Goal of the exercise: Starting from the line that contains "Convert this screenshot", output every remaining line of the records below exactly as it appears, that line and the last one included.

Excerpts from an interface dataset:
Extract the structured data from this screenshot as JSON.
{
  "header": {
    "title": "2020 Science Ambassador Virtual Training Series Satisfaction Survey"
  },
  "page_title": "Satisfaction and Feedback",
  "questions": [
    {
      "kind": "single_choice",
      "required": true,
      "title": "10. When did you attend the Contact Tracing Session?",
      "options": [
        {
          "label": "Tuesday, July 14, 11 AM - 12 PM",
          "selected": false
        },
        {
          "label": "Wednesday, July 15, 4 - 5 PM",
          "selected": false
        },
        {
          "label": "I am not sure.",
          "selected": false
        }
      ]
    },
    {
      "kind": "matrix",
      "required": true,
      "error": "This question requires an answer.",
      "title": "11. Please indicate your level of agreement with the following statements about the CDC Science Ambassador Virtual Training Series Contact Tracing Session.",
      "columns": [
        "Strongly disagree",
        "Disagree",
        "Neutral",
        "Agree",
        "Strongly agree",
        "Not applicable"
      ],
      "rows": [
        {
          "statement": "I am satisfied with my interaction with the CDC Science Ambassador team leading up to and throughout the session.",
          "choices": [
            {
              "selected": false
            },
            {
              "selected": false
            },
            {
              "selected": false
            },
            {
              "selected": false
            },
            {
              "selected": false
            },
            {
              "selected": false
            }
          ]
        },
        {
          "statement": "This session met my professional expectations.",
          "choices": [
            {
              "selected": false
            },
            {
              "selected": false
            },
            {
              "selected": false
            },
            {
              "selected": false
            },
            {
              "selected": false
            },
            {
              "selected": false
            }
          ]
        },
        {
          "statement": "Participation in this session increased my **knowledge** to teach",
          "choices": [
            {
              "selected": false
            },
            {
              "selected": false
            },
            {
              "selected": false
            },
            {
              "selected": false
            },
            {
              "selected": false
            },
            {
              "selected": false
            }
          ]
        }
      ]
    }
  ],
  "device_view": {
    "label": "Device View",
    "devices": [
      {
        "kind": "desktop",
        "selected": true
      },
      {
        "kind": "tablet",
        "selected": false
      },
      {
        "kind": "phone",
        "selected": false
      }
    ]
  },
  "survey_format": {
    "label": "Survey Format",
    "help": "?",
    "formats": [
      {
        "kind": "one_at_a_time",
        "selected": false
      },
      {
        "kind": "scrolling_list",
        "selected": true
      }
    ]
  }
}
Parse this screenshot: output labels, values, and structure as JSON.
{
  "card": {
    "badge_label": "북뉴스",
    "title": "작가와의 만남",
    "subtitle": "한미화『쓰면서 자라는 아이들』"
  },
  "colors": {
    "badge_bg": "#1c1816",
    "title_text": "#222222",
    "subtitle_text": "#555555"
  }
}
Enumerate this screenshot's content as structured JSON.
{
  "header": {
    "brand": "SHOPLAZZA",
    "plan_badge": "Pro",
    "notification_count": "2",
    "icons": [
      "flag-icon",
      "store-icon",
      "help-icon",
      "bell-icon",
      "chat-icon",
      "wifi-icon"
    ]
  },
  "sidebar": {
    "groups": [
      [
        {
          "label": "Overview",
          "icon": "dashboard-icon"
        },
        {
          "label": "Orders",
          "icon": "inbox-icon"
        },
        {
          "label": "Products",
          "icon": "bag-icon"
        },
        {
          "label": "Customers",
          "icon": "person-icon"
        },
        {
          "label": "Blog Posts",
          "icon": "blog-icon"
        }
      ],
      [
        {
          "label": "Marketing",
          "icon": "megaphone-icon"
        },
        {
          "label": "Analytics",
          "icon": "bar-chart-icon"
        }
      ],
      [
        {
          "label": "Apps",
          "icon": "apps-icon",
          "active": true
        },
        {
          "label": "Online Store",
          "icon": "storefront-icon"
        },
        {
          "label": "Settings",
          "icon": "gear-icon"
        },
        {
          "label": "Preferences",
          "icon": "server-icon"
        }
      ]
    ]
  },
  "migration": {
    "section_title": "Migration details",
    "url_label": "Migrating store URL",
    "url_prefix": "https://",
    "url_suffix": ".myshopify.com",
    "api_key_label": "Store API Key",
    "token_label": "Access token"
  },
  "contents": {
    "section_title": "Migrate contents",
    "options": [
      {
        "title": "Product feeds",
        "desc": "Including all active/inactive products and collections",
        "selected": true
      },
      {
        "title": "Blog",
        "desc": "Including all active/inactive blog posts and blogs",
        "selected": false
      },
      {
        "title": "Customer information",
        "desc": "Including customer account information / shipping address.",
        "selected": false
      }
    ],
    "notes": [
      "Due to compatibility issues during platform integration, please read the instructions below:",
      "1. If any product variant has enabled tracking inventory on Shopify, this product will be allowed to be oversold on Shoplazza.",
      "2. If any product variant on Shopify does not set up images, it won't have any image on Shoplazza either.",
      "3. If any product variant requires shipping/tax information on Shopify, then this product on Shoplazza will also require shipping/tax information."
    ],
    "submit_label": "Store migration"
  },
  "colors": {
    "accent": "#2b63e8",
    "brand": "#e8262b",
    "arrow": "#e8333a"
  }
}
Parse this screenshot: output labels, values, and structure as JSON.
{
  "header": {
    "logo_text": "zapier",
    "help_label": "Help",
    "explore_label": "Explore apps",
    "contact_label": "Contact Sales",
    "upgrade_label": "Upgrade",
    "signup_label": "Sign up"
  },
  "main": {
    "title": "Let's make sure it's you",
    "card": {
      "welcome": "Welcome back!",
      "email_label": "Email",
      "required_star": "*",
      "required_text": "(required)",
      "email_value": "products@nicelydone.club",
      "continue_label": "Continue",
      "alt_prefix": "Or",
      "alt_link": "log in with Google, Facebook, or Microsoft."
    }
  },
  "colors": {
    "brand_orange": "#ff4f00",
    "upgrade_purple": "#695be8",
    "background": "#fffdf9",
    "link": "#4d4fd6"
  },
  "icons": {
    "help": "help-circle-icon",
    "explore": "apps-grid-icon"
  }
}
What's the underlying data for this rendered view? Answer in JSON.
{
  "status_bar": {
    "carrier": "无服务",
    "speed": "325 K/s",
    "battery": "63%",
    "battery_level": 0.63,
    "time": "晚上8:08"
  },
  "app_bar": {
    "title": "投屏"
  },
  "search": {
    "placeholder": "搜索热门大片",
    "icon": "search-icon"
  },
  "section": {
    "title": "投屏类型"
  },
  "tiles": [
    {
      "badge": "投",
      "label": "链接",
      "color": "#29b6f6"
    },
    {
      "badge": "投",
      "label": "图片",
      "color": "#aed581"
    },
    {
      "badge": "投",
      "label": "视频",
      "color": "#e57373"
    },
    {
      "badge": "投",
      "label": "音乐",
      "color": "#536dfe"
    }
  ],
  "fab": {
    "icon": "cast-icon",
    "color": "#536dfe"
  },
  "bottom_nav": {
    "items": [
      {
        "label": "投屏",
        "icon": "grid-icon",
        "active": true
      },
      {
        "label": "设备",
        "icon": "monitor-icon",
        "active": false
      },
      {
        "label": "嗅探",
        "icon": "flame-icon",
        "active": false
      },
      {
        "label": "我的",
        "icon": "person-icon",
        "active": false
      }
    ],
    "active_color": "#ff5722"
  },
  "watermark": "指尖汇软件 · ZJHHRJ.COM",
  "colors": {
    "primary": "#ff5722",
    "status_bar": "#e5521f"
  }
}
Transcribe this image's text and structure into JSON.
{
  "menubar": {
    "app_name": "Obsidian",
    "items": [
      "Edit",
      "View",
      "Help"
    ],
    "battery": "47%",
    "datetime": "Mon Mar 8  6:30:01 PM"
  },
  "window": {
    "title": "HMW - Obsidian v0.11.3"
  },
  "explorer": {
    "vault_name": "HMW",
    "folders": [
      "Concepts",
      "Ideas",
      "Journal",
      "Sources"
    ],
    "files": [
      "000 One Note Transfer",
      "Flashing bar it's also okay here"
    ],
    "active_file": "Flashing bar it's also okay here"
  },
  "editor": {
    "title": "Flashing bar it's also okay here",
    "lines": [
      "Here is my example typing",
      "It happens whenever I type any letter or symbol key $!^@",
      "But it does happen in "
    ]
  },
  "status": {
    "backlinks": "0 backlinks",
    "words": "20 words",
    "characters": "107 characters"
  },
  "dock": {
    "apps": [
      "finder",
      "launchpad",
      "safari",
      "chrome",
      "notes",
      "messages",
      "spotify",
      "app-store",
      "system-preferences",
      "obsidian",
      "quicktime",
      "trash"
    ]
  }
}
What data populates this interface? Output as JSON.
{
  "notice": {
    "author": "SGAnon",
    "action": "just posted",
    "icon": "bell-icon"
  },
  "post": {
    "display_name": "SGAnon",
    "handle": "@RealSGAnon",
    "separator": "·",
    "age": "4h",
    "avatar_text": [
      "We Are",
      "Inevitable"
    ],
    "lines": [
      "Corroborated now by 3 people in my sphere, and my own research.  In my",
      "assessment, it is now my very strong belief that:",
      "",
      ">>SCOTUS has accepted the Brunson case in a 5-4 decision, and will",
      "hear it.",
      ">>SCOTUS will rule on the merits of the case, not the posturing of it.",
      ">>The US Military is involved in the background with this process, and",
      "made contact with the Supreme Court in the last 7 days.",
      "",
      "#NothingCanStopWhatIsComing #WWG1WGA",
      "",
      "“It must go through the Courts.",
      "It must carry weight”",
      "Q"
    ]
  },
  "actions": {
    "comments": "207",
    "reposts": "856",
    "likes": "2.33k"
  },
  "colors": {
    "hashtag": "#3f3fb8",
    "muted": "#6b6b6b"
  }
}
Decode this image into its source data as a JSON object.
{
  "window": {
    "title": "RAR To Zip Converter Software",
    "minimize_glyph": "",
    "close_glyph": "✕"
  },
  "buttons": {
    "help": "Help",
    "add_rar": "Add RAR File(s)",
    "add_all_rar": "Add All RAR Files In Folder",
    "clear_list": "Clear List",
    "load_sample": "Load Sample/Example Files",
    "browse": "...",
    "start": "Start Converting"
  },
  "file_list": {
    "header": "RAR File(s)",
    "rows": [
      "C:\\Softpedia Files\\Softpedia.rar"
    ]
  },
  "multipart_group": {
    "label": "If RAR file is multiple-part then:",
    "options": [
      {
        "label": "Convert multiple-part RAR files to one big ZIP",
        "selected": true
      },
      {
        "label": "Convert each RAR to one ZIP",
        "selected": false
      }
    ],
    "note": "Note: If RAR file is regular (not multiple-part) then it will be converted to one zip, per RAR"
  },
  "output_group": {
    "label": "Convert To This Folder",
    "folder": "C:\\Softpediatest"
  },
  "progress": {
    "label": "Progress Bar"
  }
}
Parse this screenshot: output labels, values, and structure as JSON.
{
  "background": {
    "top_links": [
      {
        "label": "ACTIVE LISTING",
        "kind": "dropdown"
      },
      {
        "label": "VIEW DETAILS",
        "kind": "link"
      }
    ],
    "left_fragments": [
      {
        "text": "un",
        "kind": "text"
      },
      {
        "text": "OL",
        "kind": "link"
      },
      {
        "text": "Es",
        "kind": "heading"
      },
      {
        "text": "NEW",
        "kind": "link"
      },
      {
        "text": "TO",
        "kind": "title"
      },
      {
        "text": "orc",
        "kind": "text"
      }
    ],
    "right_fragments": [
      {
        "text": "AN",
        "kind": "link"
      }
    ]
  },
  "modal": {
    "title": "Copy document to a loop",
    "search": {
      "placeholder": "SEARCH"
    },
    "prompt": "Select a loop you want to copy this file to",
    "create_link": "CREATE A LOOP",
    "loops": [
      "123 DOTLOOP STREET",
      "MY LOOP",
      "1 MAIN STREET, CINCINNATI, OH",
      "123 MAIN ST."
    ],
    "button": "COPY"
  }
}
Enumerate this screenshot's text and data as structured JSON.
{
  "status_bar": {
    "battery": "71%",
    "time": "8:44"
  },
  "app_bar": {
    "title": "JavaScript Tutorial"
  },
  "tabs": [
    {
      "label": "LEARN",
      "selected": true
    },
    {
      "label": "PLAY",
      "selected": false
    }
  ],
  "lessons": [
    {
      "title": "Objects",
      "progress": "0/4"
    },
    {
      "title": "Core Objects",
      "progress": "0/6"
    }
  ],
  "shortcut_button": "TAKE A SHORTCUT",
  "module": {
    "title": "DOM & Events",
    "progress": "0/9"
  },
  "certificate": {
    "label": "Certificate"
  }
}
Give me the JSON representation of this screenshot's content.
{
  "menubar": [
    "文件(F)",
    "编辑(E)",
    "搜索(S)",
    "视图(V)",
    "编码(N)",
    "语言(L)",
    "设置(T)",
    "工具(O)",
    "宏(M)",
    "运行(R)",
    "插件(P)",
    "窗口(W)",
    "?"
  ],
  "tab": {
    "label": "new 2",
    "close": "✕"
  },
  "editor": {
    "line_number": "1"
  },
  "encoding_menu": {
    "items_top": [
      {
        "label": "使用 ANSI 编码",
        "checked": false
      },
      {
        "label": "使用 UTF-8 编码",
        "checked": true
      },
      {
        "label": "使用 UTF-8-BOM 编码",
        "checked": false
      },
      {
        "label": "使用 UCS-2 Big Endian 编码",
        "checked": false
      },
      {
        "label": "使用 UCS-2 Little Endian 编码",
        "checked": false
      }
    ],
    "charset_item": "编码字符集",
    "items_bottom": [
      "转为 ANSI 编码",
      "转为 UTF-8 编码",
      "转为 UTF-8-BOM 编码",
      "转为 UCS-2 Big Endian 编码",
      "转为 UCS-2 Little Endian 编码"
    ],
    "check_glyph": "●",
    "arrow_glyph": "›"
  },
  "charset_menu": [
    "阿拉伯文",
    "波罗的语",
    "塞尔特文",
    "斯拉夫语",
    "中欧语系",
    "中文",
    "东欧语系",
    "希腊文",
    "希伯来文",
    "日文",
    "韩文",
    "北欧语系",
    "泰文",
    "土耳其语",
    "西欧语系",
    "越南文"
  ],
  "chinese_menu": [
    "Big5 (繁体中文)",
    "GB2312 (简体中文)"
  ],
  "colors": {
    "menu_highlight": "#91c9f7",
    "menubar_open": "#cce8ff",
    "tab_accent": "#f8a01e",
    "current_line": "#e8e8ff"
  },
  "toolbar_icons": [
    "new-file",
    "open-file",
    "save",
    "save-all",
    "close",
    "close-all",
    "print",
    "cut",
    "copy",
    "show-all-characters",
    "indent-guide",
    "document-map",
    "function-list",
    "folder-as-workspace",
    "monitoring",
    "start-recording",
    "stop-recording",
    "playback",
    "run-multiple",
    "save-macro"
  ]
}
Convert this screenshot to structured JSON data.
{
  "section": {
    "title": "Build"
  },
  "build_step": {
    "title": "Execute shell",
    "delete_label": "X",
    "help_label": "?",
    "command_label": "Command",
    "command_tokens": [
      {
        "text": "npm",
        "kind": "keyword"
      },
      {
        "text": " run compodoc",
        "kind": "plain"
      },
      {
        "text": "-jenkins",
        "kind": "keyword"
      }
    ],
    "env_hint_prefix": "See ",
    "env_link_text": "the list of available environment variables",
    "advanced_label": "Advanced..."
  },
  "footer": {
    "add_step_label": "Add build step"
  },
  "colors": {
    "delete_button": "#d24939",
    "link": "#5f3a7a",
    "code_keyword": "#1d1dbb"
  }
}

Solved exercise:
Convert this screenshot to structured JSON data.
{
  "section": {
    "title": "Build"
  },
  "build_step": {
    "title": "Execute shell",
    "delete_label": "X",
    "help_label": "?",
    "command_label": "Command",
    "command_tokens": [
      {
        "text": "npm",
        "kind": "keyword"
      },
      {
        "text": " run compodoc",
        "kind": "plain"
      },
      {
        "text": "-jenkins",
        "kind": "keyword"
      }
    ],
    "env_hint_prefix": "See ",
    "env_link_text": "the list of available environment variables",
    "advanced_label": "Advanced..."
  },
  "footer": {
    "add_step_label": "Add build step"
  },
  "colors": {
    "delete_button": "#d24939",
    "link": "#5f3a7a",
    "code_keyword": "#1d1dbb"
  }
}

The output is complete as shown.